▶ DIRECTIONS
Repeat all the data word for word.

▶ DATA TO PROCESS
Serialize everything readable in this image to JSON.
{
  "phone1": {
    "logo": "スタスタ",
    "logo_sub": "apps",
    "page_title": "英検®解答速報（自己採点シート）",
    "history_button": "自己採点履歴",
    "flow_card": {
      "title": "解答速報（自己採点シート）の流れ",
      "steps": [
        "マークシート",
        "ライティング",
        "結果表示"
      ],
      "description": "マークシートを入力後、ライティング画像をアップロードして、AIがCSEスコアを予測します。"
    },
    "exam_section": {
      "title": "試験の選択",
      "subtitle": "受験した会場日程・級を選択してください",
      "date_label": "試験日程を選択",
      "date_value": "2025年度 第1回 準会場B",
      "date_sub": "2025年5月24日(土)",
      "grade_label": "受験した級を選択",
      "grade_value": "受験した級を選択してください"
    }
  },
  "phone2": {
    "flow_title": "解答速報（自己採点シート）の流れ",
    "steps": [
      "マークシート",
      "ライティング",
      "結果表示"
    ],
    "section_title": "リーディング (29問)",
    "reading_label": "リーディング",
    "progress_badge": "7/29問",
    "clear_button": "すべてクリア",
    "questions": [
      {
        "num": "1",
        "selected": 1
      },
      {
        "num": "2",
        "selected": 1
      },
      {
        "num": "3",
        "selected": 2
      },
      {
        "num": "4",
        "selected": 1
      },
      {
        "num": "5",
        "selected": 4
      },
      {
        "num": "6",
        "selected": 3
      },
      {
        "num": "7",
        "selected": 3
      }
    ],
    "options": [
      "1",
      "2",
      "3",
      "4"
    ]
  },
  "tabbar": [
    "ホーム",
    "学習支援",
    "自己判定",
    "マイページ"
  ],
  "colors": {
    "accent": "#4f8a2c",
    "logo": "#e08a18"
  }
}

▶ TASK RESULT
Serialize everything readable in this image to JSON.
{
  "phone1": {
    "logo": "スタスタ",
    "logo_sub": "apps",
    "page_title": "英検®解答速報（自己採点シート）",
    "history_button": "自己採点履歴",
    "flow_card": {
      "title": "解答速報（自己採点シート）の流れ",
      "steps": [
        "マークシート",
        "ライティング",
        "結果表示"
      ],
      "description": "マークシートを入力後、ライティング画像をアップロードして、AIがCSEスコアを予測します。"
    },
    "exam_section": {
      "title": "試験の選択",
      "subtitle": "受験した会場日程・級を選択してください",
      "date_label": "試験日程を選択",
      "date_value": "2025年度 第1回 準会場B",
      "date_sub": "2025年5月24日(土)",
      "grade_label": "受験した級を選択",
      "grade_value": "受験した級を選択してください"
    }
  },
  "phone2": {
    "flow_title": "解答速報（自己採点シート）の流れ",
    "steps": [
      "マークシート",
      "ライティング",
      "結果表示"
    ],
    "section_title": "リーディング (29問)",
    "reading_label": "リーディング",
    "progress_badge": "7/29問",
    "clear_button": "すべてクリア",
    "questions": [
      {
        "num": "1",
        "selected": 1
      },
      {
        "num": "2",
        "selected": 1
      },
      {
        "num": "3",
        "selected": 2
      },
      {
        "num": "4",
        "selected": 1
      },
      {
        "num": "5",
        "selected": 4
      },
      {
        "num": "6",
        "selected": 3
      },
      {
        "num": "7",
        "selected": 3
      }
    ],
    "options": [
      "1",
      "2",
      "3",
      "4"
    ]
  },
  "tabbar": [
    "ホーム",
    "学習支援",
    "自己判定",
    "マイページ"
  ],
  "colors": {
    "accent": "#4f8a2c",
    "logo": "#e08a18"
  }
}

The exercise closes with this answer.